By Eniola Olaosebikan
No doubt, many of us want to marry early, have kids, get a great job, and generally do a lot of things early so we can settle down to enjoy the later part of our lives with utmost fulfillment. Trouble starts when early becomes late, and we begin to worry about what is going on, thinking something somewhere is not right with us.
For whatever reasons, we look to our friends who have the things we desire and consider them lucky, while considering ourselves out of luck. Would it shock us to realize that sometimes, those friends we look upon as lucky also think us lucky? Why? Because we happen to have things they desire, but they do not have yet.
That’s because neither party is adequately familiar with the other person’s life. People see our lives and see our roses blooming. We look at other people’s lives and see their grasses green as well. Anything viewed from an aerial view always appears perfect until the lens is brought close. We realize that between the roses are thorns, and between the grasses that appeared so green are dry and withered ones.
One thing I have realized over time is that until we get to the place of acceptance with the life we live, we will never be satisfied with anything we have. Until we drop all the regrets and comparisons, we will always be forced to believe that there could be more. While it’s okay to expect more, it is frustrating to dwell on what our past could have given us.
Sometimes, expecting more from our past can come from the disillusion of a perfect life. We think if we had taken all the paths that we regret not taking, our present could have been perfect – no trouble, no woe. But a human being can never have a perfect life. Even Jesus, in all his glory, had his own fair share of human trouble. He was betrayed, hated, and so on. Other biblical characters like Job and David also talked about how the days of man are never free of troubles.
If you had taken the route you currently regret not taking, it could have landed you in another place or opened other opportunities for you. Still, it would have had its own fair share of trials. We need to live a life of gratitude. If only the people that desire your life can become you, they would drop you back in a matter of hours. Knowing the thorns in your assumed rosy life would make them embrace back the dryness in their own field – a field you had earlier assumed was all green. As a matter of fact, they would hold you in high regard for the things you had to endure.

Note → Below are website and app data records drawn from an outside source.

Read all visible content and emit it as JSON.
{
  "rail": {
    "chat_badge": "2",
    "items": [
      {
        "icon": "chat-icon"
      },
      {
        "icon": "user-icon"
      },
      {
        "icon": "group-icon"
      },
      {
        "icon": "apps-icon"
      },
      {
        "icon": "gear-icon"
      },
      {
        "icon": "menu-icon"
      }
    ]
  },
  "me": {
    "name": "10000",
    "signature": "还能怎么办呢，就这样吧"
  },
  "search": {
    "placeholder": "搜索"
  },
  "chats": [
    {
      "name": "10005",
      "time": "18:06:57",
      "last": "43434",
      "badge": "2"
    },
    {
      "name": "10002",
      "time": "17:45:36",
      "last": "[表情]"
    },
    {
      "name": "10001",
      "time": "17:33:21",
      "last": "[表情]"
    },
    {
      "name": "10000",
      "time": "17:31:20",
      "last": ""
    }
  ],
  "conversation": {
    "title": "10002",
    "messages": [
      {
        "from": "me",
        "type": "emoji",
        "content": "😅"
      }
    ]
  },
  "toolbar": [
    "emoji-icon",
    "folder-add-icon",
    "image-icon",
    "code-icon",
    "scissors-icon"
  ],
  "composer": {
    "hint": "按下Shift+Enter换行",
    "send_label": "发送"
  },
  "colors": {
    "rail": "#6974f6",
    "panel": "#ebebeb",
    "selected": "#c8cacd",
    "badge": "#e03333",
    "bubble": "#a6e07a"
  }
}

A life of gratitude finds peace within itself and envies no one. With gratitude comes the openness for the new things we desire. Control the things you can, and leave those you can’t control to time and chance – which happens to us all, after all.